Page and application data records:

────────────────────

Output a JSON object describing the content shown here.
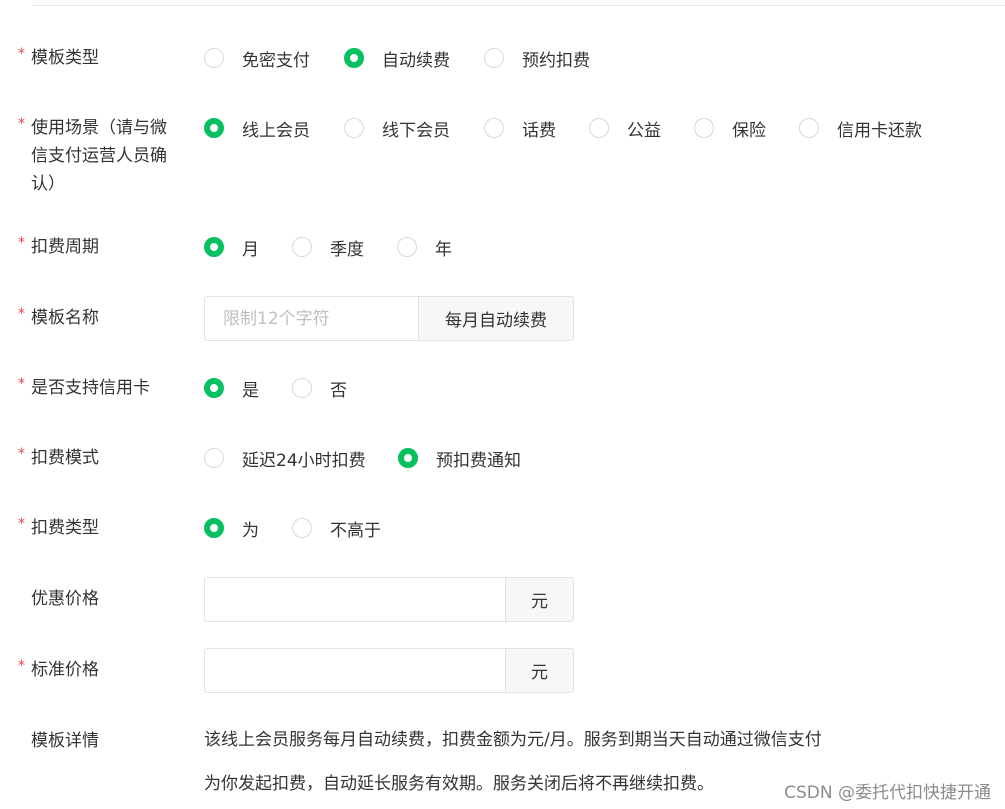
{
  "form": {
    "template_type": {
      "required": "*",
      "label": "模板类型",
      "options": [
        "免密支付",
        "自动续费",
        "预约扣费"
      ]
    },
    "scene": {
      "required": "*",
      "label": "使用场景（请与微信支付运营人员确认）",
      "options": [
        "线上会员",
        "线下会员",
        "话费",
        "公益",
        "保险",
        "信用卡还款"
      ]
    },
    "period": {
      "required": "*",
      "label": "扣费周期",
      "options": [
        "月",
        "季度",
        "年"
      ]
    },
    "template_name": {
      "required": "*",
      "label": "模板名称",
      "placeholder": "限制12个字符",
      "value": "",
      "addon": "每月自动续费"
    },
    "credit_card": {
      "required": "*",
      "label": "是否支持信用卡",
      "options": [
        "是",
        "否"
      ]
    },
    "deduct_mode": {
      "required": "*",
      "label": "扣费模式",
      "options": [
        "延迟24小时扣费",
        "预扣费通知"
      ]
    },
    "deduct_type": {
      "required": "*",
      "label": "扣费类型",
      "options": [
        "为",
        "不高于"
      ]
    },
    "discount_price": {
      "label": "优惠价格",
      "value": "",
      "addon": "元"
    },
    "standard_price": {
      "required": "*",
      "label": "标准价格",
      "value": "",
      "addon": "元"
    },
    "template_detail": {
      "label": "模板详情",
      "line1": "该线上会员服务每月自动续费，扣费金额为元/月。服务到期当天自动通过微信支付",
      "line2": "为你发起扣费，自动延长服务有效期。服务关闭后将不再继续扣费。"
    }
  },
  "watermark": "CSDN @委托代扣快捷开通",
  "colors": {
    "accent": "#07c160",
    "required": "#e54545"
  }
}
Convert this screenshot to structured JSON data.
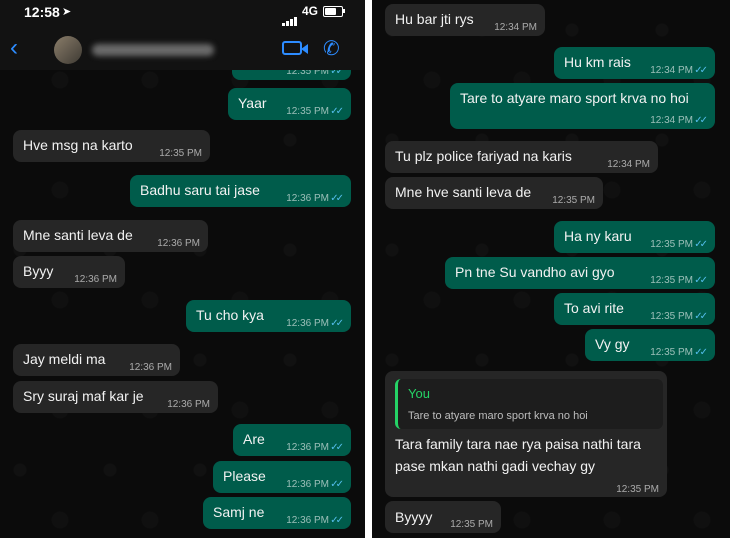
{
  "status_bar": {
    "time": "12:58",
    "network": "4G",
    "battery_level": 0.7
  },
  "header": {
    "contact_name_blurred": true
  },
  "left_messages": [
    {
      "dir": "out",
      "text": "",
      "time": "12:35 PM"
    },
    {
      "dir": "out",
      "text": "Yaar",
      "time": "12:35 PM"
    },
    {
      "dir": "in",
      "text": "Hve msg na karto",
      "time": "12:35 PM"
    },
    {
      "dir": "out",
      "text": "Badhu saru tai jase",
      "time": "12:36 PM"
    },
    {
      "dir": "in",
      "text": "Mne santi leva de",
      "time": "12:36 PM"
    },
    {
      "dir": "in",
      "text": "Byyy",
      "time": "12:36 PM"
    },
    {
      "dir": "out",
      "text": "Tu cho kya",
      "time": "12:36 PM"
    },
    {
      "dir": "in",
      "text": "Jay meldi ma",
      "time": "12:36 PM"
    },
    {
      "dir": "in",
      "text": "Sry suraj maf kar je",
      "time": "12:36 PM"
    },
    {
      "dir": "out",
      "text": "Are",
      "time": "12:36 PM"
    },
    {
      "dir": "out",
      "text": "Please",
      "time": "12:36 PM"
    },
    {
      "dir": "out",
      "text": "Samj ne",
      "time": "12:36 PM"
    }
  ],
  "right_messages": [
    {
      "dir": "in",
      "text": "Hu bar jti rys",
      "time": "12:34 PM"
    },
    {
      "dir": "out",
      "text": "Hu km rais",
      "time": "12:34 PM"
    },
    {
      "dir": "out",
      "text": "Tare to atyare maro sport krva no hoi",
      "time": "12:34 PM"
    },
    {
      "dir": "in",
      "text": "Tu plz police fariyad na karis",
      "time": "12:34 PM"
    },
    {
      "dir": "in",
      "text": "Mne hve santi leva de",
      "time": "12:35 PM"
    },
    {
      "dir": "out",
      "text": "Ha ny karu",
      "time": "12:35 PM"
    },
    {
      "dir": "out",
      "text": "Pn tne Su vandho avi gyo",
      "time": "12:35 PM"
    },
    {
      "dir": "out",
      "text": "To avi rite",
      "time": "12:35 PM"
    },
    {
      "dir": "out",
      "text": "Vy gy",
      "time": "12:35 PM"
    }
  ],
  "reply_message": {
    "quote_author": "You",
    "quote_text": "Tare to atyare maro sport krva no hoi",
    "line1": "Tara family tara nae rya paisa nathi tara",
    "line2": "pase mkan nathi gadi vechay gy",
    "time": "12:35 PM"
  },
  "last_message": {
    "text": "Byyyy",
    "time": "12:35 PM"
  },
  "colors": {
    "incoming": "#262626",
    "outgoing": "#005c4b",
    "read_ticks": "#53bdeb",
    "accent": "#2d8cff"
  }
}
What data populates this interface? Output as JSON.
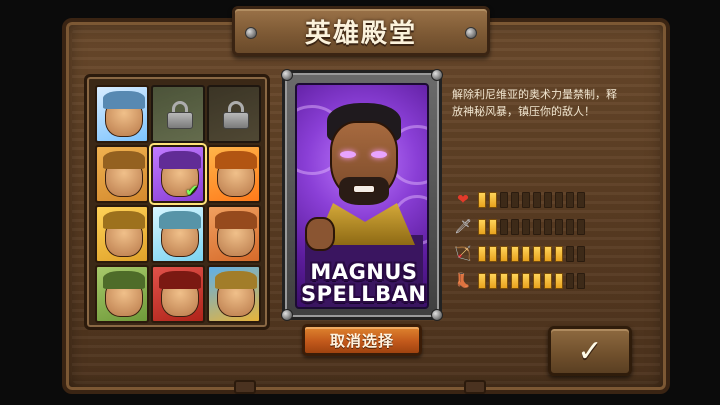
{
  "screen": {
    "title": "英雄殿堂"
  },
  "roster": {
    "portraits": [
      {
        "id": "knight",
        "locked": false,
        "selected": false,
        "colors": [
          "#7dc4ff",
          "#d8ecff"
        ]
      },
      {
        "id": "locked-2",
        "locked": true,
        "selected": false,
        "colors": [
          "#7a8a4a",
          "#5b6b34"
        ]
      },
      {
        "id": "locked-3",
        "locked": true,
        "selected": false,
        "colors": [
          "#6a5a30",
          "#4f4222"
        ]
      },
      {
        "id": "dwarf",
        "locked": false,
        "selected": false,
        "colors": [
          "#d48a2e",
          "#f0b250"
        ]
      },
      {
        "id": "magnus",
        "locked": false,
        "selected": true,
        "colors": [
          "#8a3fd6",
          "#c07bff"
        ]
      },
      {
        "id": "fire-elemental",
        "locked": false,
        "selected": false,
        "colors": [
          "#ff7a1a",
          "#ffb54a"
        ]
      },
      {
        "id": "king",
        "locked": false,
        "selected": false,
        "colors": [
          "#e0a22a",
          "#ffd257"
        ]
      },
      {
        "id": "frost",
        "locked": false,
        "selected": false,
        "colors": [
          "#7cd4f0",
          "#d8f6ff"
        ]
      },
      {
        "id": "viking",
        "locked": false,
        "selected": false,
        "colors": [
          "#d66a2a",
          "#f0a060"
        ]
      },
      {
        "id": "orc",
        "locked": false,
        "selected": false,
        "colors": [
          "#6f9a3a",
          "#a7c96a"
        ]
      },
      {
        "id": "samurai",
        "locked": false,
        "selected": false,
        "colors": [
          "#b0241a",
          "#e0524a"
        ]
      },
      {
        "id": "sea-king",
        "locked": false,
        "selected": false,
        "colors": [
          "#e7b33a",
          "#5fb0e8"
        ]
      }
    ]
  },
  "hero": {
    "name_line1": "MAGNUS",
    "name_line2": "SPELLBANE",
    "description": "解除利尼维亚的奥术力量禁制，释放神秘风暴，镇压你的敌人！",
    "stats": [
      {
        "icon": "heart-icon",
        "glyph": "❤",
        "color": "#e23a2a",
        "value": 2,
        "max": 10
      },
      {
        "icon": "sword-icon",
        "glyph": "🗡",
        "color": "#cfd6e0",
        "value": 2,
        "max": 10
      },
      {
        "icon": "bow-icon",
        "glyph": "🏹",
        "color": "#c9a36a",
        "value": 8,
        "max": 10
      },
      {
        "icon": "boots-icon",
        "glyph": "👢",
        "color": "#c9a36a",
        "value": 8,
        "max": 10
      }
    ]
  },
  "actions": {
    "deselect_label": "取消选择",
    "confirm_glyph": "✓"
  }
}
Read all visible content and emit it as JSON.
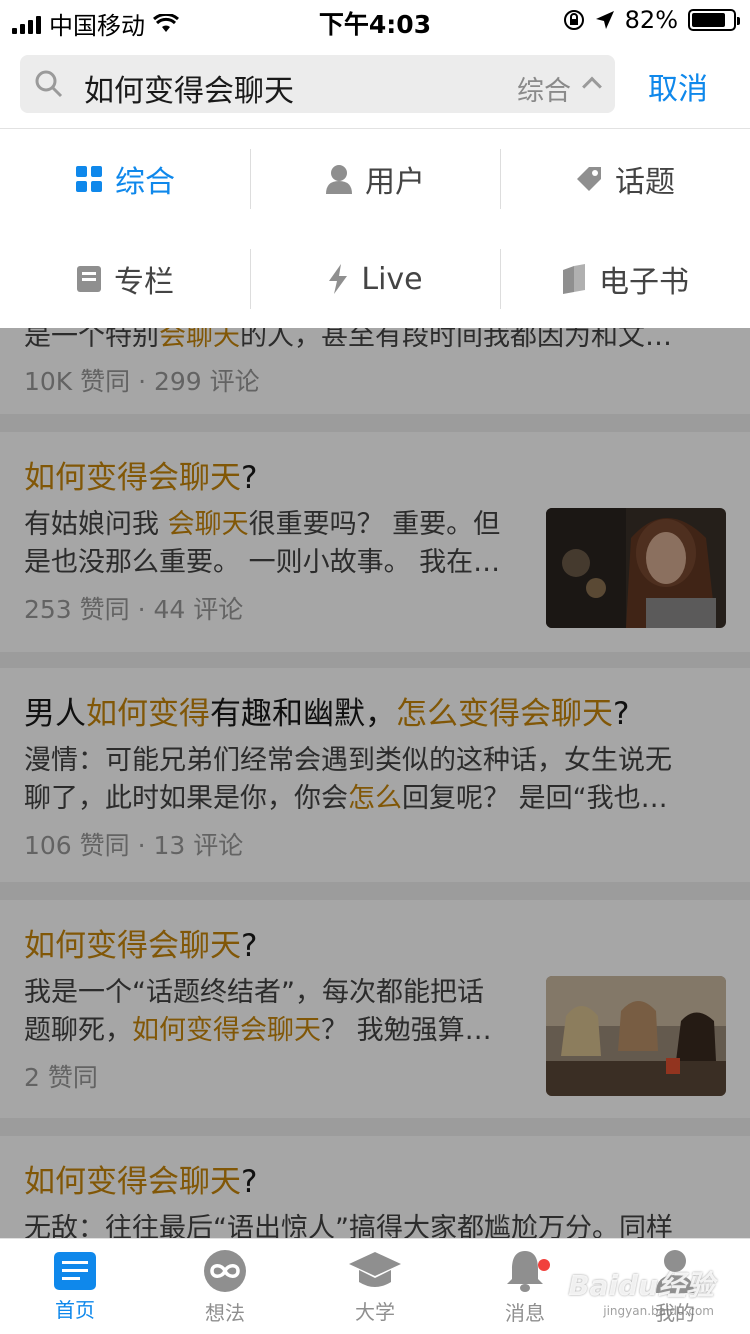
{
  "status_bar": {
    "carrier": "中国移动",
    "time": "下午4:03",
    "battery": "82%",
    "battery_level": 0.82
  },
  "search": {
    "query": "如何变得会聊天",
    "scope": "综合",
    "cancel_label": "取消"
  },
  "filter": {
    "options": [
      {
        "label": "综合",
        "icon": "grid-icon",
        "active": true
      },
      {
        "label": "用户",
        "icon": "user-icon"
      },
      {
        "label": "话题",
        "icon": "tag-icon"
      },
      {
        "label": "专栏",
        "icon": "column-icon"
      },
      {
        "label": "Live",
        "icon": "lightning-icon"
      },
      {
        "label": "电子书",
        "icon": "book-icon"
      }
    ]
  },
  "results": [
    {
      "excerpt_parts": [
        "是一个特别",
        "会聊天",
        "的人，甚至有段时间我都因为和文…"
      ],
      "meta": "10K 赞同 · 299 评论"
    },
    {
      "title_parts": [
        "如何变得会聊天",
        "?"
      ],
      "excerpt_l1_parts": [
        "有姑娘问我 ",
        "会聊天",
        "很重要吗？ 重要。但"
      ],
      "excerpt_l2": "是也没那么重要。 一则小故事。 我在…",
      "meta": "253 赞同 · 44 评论"
    },
    {
      "title_parts": [
        "男人",
        "如何变得",
        "有趣和幽默，",
        "怎么变得会聊天",
        "?"
      ],
      "excerpt_l1": "漫情：可能兄弟们经常会遇到类似的这种话，女生说无",
      "excerpt_l2_parts": [
        "聊了，此时如果是你，你会",
        "怎么",
        "回复呢？ 是回“我也…"
      ],
      "meta": "106 赞同 · 13 评论"
    },
    {
      "title_parts": [
        "如何变得会聊天",
        "?"
      ],
      "excerpt_l1": "我是一个“话题终结者”，每次都能把话",
      "excerpt_l2_parts": [
        "题聊死，",
        "如何变得会聊天",
        "？ 我勉强算…"
      ],
      "meta": "2 赞同"
    },
    {
      "title_parts": [
        "如何变得会聊天",
        "?"
      ],
      "excerpt_l1": "无敌：往往最后“语出惊人”搞得大家都尴尬万分。同样"
    }
  ],
  "tabbar": {
    "tabs": [
      {
        "label": "首页",
        "icon": "home-icon",
        "active": true
      },
      {
        "label": "想法",
        "icon": "infinity-icon"
      },
      {
        "label": "大学",
        "icon": "graduation-cap-icon"
      },
      {
        "label": "消息",
        "icon": "bell-icon"
      },
      {
        "label": "我的",
        "icon": "profile-icon"
      }
    ]
  },
  "watermark": {
    "text": "Baidu经验",
    "sub": "jingyan.baidu.com"
  }
}
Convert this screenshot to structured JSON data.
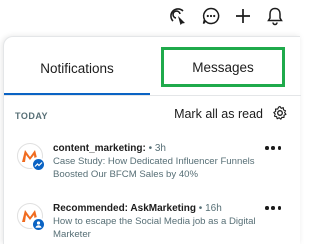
{
  "tabs": {
    "notifications": "Notifications",
    "messages": "Messages"
  },
  "section": {
    "label": "TODAY",
    "mark_all_read": "Mark all as read"
  },
  "notifications": [
    {
      "author": "content_marketing:",
      "time": "3h",
      "body": "Case Study: How Dedicated Influencer Funnels Boosted Our BFCM Sales by 40%",
      "badge_icon": "trending-icon"
    },
    {
      "author": "Recommended: AskMarketing",
      "time": "16h",
      "body": "How to escape the Social Media job as a Digital Marketer",
      "badge_icon": "community-icon"
    }
  ],
  "colors": {
    "accent_blue": "#0a63c4",
    "highlight_green": "#1faa4b",
    "brand_orange": "#f06b1f"
  }
}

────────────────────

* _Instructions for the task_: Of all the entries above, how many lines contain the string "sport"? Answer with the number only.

* _Answer for the task_: 2